*** RECORDS PROVIDED ***

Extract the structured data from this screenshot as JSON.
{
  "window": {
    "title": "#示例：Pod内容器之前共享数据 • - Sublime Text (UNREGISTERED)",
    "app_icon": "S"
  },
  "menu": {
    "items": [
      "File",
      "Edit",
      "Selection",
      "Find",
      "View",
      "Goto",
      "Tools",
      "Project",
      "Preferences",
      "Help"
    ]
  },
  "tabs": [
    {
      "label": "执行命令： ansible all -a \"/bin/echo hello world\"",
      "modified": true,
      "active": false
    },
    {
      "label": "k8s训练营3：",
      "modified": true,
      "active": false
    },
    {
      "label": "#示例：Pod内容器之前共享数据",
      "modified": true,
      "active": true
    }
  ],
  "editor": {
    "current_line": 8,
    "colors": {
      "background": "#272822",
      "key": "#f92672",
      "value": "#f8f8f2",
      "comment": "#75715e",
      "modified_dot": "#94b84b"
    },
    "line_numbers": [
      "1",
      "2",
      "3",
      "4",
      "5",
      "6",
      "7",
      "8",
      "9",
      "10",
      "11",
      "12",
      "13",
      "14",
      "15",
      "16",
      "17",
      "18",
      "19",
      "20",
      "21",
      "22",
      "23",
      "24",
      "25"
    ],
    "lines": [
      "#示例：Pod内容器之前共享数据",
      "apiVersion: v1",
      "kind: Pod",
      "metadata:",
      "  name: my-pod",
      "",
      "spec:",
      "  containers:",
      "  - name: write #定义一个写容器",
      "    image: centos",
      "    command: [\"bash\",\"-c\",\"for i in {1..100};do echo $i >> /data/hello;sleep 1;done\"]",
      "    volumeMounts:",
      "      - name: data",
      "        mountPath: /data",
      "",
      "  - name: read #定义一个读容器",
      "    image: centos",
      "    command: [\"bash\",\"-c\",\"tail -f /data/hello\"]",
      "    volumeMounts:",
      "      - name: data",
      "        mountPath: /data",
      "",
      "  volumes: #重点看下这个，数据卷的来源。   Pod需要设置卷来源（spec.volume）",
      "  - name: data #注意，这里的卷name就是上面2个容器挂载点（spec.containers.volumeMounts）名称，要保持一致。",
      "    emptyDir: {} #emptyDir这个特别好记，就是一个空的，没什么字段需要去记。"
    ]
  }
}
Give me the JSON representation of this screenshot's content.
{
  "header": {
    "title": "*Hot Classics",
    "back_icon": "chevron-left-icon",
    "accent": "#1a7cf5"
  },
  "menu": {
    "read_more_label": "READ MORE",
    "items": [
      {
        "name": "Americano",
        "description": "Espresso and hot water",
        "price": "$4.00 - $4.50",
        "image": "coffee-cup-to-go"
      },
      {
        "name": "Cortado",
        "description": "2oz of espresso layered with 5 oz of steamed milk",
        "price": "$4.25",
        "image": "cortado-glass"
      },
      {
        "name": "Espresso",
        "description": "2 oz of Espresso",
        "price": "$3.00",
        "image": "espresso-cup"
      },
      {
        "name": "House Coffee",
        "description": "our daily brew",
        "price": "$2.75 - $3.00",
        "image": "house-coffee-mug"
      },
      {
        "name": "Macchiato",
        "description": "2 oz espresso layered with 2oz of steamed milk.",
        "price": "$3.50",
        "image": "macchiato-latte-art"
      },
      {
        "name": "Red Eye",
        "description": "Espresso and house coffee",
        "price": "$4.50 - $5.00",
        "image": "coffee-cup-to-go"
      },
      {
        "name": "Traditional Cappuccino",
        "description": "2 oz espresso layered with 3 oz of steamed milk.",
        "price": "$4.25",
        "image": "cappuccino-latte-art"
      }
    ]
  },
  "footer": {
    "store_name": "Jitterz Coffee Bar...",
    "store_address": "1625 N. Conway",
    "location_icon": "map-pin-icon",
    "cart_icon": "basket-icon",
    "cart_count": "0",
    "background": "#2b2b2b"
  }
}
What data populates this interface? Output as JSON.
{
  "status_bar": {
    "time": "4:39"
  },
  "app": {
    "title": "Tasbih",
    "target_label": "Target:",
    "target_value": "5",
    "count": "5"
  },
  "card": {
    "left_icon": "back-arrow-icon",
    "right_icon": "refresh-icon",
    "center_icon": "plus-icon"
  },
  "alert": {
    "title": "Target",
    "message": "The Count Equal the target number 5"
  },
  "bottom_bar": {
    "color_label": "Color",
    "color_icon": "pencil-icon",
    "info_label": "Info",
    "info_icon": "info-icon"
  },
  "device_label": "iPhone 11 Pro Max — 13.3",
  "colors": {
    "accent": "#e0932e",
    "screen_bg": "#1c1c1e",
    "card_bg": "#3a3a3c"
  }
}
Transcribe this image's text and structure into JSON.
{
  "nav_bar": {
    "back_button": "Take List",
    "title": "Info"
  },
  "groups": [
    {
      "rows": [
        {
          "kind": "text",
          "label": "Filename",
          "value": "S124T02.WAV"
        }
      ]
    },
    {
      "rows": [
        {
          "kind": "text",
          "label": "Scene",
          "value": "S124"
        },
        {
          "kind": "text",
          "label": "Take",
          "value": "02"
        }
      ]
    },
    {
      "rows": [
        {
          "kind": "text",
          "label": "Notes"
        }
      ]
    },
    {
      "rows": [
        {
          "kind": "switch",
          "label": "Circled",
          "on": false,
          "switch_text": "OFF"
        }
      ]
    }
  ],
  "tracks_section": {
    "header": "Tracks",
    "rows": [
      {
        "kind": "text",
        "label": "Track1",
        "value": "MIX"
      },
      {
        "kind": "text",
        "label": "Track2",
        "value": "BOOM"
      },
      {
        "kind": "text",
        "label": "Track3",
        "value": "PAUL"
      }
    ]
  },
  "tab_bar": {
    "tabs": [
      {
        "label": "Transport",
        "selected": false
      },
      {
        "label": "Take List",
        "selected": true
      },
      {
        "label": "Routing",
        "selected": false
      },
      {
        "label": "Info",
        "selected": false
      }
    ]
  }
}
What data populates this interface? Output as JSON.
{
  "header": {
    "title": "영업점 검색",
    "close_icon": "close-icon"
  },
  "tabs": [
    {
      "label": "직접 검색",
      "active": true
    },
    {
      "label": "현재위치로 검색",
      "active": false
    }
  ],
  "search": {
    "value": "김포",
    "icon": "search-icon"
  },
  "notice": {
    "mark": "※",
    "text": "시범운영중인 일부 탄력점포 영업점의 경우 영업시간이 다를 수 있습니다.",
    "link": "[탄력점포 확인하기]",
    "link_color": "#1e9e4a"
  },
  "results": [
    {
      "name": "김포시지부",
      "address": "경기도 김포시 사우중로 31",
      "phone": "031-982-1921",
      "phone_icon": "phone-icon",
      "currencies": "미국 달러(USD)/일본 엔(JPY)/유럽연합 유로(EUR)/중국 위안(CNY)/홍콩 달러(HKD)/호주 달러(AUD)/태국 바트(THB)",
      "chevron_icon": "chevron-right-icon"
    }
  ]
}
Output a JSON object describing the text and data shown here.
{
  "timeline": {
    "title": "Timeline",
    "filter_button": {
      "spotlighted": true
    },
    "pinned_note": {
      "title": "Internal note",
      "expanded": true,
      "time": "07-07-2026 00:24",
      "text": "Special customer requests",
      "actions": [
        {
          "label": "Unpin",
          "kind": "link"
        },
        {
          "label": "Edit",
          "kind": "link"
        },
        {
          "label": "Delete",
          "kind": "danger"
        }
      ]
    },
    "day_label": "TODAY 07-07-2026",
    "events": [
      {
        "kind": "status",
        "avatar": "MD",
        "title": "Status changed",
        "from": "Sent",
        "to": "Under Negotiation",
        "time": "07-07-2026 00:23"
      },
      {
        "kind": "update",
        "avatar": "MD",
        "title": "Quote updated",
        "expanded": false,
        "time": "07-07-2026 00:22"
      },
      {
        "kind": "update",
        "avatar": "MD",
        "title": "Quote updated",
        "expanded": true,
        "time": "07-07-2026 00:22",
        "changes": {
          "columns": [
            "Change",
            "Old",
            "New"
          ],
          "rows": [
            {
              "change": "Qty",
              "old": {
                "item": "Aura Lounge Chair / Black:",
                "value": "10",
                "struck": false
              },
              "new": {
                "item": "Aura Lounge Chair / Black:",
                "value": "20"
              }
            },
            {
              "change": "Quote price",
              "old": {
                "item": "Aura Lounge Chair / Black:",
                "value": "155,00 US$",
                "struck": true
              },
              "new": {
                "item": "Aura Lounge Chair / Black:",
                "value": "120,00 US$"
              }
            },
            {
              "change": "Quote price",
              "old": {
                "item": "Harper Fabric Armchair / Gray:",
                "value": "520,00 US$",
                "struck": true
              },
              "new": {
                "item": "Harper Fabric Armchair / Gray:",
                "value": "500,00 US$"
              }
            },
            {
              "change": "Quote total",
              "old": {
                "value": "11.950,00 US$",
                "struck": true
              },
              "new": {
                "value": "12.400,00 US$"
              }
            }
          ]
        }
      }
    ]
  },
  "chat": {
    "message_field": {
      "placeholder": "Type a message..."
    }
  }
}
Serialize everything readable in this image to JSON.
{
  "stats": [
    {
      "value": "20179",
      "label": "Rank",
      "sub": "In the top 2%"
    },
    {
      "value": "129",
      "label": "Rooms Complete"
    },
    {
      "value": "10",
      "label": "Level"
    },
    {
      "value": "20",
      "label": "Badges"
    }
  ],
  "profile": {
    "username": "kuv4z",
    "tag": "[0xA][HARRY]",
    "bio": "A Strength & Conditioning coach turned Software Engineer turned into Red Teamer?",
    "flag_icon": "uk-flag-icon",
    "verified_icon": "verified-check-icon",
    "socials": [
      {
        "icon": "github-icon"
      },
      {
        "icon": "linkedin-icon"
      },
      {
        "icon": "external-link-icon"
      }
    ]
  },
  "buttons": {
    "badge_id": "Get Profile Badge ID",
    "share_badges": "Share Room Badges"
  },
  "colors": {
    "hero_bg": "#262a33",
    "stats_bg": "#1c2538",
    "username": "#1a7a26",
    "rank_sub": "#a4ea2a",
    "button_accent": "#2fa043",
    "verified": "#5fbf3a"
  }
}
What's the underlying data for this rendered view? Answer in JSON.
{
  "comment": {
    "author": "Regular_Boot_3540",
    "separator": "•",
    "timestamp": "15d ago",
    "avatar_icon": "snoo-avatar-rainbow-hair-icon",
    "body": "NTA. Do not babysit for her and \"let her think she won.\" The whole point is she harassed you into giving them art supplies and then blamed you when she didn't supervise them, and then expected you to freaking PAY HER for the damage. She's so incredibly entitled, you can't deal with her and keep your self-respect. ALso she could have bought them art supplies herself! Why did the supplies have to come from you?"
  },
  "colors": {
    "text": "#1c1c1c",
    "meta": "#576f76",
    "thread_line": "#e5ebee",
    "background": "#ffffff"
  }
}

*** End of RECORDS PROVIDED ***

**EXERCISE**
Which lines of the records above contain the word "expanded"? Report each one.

**SOLUTION**
      "expanded": true,
        "expanded": false,
        "expanded": true,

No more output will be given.